Because Jefferson was LSU’s slot receiver, he barely saw any press coverage. With a lack of strength, that could lead to a rough adjustment to the NFL if he’s asked to play outside as a rookie. Moreover, with Joe Burrow at quarterback and Biletnikoff winner Ja’Marr Chase as the other receiver, he’ll never have it easier.


No. 1: Alabama’s Jerry Jeudy

No. 2: Alabama’s Henry Ruggs

No. 3: Oklahoma’s CeeDee Lamb

No. 4: LSU’s Justin Jefferson

No. 5: Baylor’s Denzel Mims

No. 6: Clemson’s Tee Higgins

No. 7: Arizona State’s Brandon Aiyuk

No. 8: Colorado’s Laviska Shenault

No. 9: USC’s Michael Pittman

No. 10: Texas’ Devin Duvernay

No. 11: Notre Dame’s Chase Claypool
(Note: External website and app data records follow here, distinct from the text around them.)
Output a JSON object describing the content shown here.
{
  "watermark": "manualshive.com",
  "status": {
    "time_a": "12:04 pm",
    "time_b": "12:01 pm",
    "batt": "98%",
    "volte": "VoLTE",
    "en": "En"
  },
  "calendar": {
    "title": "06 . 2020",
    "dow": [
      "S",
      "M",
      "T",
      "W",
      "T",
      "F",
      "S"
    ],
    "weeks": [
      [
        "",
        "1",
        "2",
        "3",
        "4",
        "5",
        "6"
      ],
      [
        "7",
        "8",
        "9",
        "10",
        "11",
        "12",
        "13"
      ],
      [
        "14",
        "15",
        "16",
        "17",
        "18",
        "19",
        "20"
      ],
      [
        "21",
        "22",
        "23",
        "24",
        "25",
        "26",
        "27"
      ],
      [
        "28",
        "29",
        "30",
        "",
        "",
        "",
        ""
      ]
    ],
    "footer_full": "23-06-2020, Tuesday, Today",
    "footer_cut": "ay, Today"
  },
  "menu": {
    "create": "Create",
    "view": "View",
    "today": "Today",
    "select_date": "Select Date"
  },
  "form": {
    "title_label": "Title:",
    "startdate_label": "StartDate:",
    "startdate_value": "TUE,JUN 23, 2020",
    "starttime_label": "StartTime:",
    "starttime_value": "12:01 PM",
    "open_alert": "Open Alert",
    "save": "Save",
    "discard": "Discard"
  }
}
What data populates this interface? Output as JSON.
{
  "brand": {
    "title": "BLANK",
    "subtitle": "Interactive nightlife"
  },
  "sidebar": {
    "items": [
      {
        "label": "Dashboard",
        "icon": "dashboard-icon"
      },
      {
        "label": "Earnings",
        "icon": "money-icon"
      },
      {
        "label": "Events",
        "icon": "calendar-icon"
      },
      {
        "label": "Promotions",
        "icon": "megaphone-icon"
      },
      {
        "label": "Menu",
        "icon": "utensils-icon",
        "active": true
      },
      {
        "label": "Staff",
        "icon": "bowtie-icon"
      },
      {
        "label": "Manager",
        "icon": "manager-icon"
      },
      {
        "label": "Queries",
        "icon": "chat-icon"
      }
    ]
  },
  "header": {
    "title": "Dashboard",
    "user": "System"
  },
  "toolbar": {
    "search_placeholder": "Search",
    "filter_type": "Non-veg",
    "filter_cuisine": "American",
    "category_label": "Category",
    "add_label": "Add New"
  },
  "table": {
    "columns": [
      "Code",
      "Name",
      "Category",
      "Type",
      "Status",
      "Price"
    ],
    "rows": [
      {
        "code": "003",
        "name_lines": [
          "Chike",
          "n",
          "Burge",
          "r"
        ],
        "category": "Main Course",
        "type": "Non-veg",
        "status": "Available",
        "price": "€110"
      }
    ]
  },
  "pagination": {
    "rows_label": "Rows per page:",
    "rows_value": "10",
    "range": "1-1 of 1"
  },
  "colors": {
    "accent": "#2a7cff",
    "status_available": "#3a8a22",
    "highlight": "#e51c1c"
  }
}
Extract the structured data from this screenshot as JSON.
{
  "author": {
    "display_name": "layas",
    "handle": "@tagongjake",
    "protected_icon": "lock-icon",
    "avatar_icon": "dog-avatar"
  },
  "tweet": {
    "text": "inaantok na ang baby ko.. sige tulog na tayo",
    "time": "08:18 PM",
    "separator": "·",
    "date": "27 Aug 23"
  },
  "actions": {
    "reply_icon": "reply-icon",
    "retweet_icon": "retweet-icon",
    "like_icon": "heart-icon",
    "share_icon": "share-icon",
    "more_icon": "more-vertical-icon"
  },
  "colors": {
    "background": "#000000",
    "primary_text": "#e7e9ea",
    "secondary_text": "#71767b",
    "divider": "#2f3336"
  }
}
No. 12: TCU’s Jalen Reagor The New Receiver U.